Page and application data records
______
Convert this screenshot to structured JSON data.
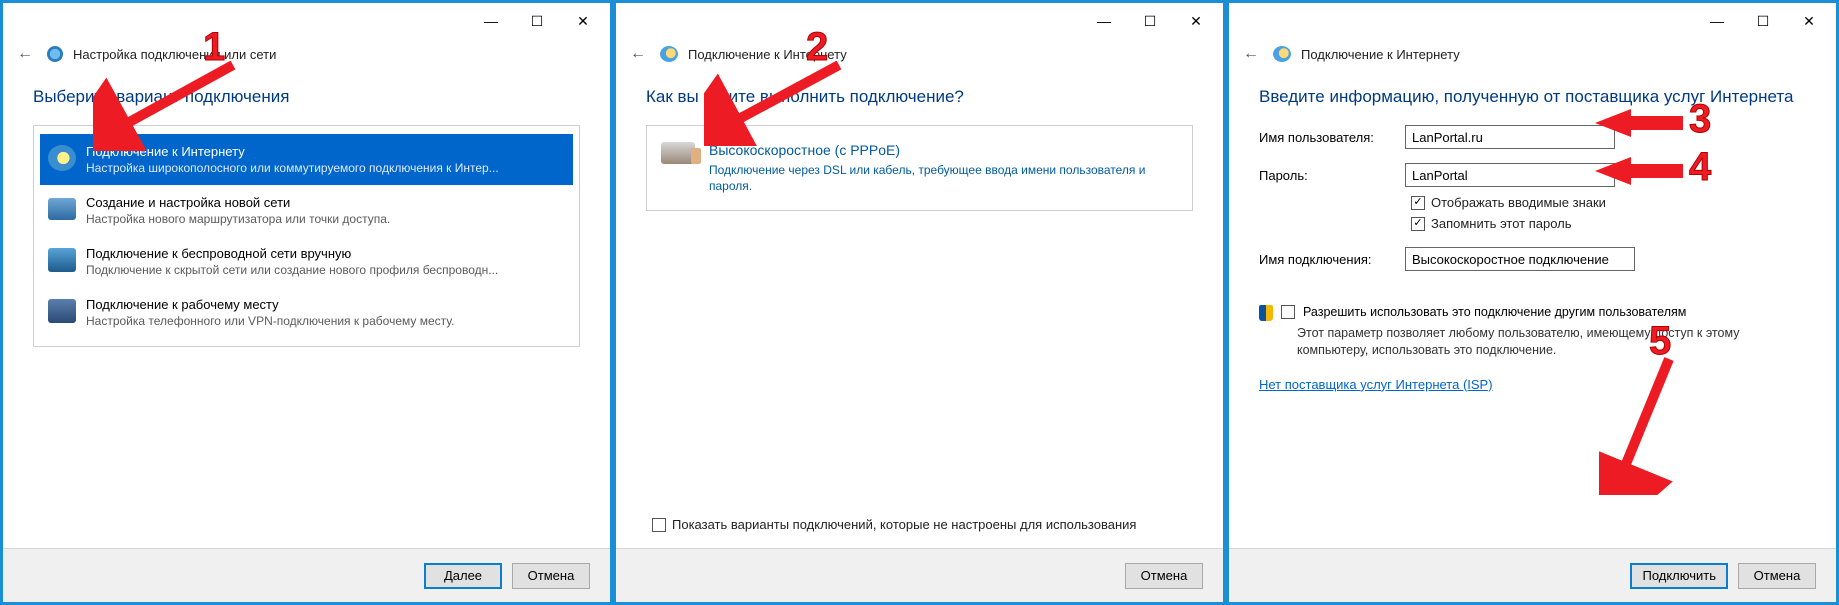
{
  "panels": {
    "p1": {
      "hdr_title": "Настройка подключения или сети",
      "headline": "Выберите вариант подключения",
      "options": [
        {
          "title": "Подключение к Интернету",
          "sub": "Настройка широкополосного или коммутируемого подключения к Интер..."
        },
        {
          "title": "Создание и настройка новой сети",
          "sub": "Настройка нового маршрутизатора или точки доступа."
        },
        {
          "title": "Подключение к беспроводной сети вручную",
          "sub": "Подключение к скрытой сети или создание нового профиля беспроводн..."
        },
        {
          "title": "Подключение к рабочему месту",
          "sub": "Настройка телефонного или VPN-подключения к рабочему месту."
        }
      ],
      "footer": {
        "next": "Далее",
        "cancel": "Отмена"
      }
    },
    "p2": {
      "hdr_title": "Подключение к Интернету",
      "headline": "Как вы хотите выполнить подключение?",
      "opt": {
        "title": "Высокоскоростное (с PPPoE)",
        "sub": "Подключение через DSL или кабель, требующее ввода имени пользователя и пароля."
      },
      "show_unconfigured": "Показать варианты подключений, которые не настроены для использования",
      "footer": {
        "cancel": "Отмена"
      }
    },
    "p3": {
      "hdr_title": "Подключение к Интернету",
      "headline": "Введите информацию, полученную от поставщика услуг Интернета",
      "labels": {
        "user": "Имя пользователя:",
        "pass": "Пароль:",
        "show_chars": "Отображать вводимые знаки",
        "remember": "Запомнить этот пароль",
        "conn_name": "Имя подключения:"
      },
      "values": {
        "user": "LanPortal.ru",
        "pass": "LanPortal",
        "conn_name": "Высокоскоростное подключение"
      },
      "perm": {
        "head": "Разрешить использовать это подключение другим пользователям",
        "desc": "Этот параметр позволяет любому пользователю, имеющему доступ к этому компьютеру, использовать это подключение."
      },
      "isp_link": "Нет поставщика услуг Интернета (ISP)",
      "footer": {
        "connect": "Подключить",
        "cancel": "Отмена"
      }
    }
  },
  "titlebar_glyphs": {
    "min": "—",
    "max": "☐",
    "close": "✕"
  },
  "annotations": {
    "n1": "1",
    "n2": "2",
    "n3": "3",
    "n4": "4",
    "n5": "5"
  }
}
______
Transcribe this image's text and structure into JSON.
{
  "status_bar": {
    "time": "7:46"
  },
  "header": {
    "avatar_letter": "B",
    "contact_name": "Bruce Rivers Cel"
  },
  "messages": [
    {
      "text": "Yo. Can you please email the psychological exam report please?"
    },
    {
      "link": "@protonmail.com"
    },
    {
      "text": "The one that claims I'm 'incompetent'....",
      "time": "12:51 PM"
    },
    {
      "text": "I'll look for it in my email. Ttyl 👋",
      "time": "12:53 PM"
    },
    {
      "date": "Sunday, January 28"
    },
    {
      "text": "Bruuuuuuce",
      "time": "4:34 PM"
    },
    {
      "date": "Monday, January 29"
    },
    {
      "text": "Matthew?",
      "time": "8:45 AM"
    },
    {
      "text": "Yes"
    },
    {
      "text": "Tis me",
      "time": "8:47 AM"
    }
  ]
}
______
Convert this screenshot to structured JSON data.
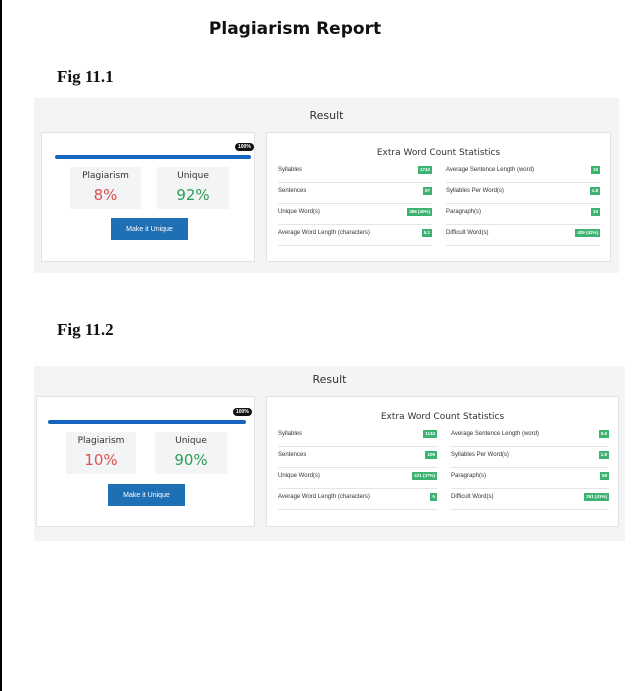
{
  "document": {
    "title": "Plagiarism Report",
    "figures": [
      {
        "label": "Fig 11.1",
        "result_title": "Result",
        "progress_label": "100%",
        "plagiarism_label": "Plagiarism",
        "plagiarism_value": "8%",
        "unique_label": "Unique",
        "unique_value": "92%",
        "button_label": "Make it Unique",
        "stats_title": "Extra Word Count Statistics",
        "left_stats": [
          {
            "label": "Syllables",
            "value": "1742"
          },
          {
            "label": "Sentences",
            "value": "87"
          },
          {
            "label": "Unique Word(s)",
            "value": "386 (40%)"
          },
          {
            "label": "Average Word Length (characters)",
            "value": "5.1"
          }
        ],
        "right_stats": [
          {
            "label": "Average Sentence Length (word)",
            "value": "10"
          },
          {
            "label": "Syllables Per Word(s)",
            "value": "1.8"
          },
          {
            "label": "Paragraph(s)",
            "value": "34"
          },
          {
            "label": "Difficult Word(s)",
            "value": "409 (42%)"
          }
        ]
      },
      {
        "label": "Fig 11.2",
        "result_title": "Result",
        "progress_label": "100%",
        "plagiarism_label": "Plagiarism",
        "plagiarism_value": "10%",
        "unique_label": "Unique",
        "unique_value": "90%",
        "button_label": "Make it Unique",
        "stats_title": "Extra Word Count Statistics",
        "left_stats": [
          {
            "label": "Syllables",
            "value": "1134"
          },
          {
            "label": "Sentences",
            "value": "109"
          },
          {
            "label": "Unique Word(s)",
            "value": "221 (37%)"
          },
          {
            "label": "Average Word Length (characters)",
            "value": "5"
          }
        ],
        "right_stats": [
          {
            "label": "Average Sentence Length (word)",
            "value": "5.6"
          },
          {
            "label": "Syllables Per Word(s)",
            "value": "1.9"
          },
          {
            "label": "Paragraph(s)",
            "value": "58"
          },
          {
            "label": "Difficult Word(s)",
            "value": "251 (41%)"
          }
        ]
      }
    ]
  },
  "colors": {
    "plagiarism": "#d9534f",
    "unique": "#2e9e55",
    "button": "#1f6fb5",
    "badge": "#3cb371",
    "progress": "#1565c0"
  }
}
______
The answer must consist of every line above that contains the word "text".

### Task answer
Transcribe this image's text and structure into JSON.
      "text": "Yo. Can you please email the psychological exam report please?"
      "text": "The one that claims I'm 'incompetent'....",
      "text": "I'll look for it in my email. Ttyl 👋",
      "text": "Bruuuuuuce",
      "text": "Matthew?",
      "text": "Yes"
      "text": "Tis me",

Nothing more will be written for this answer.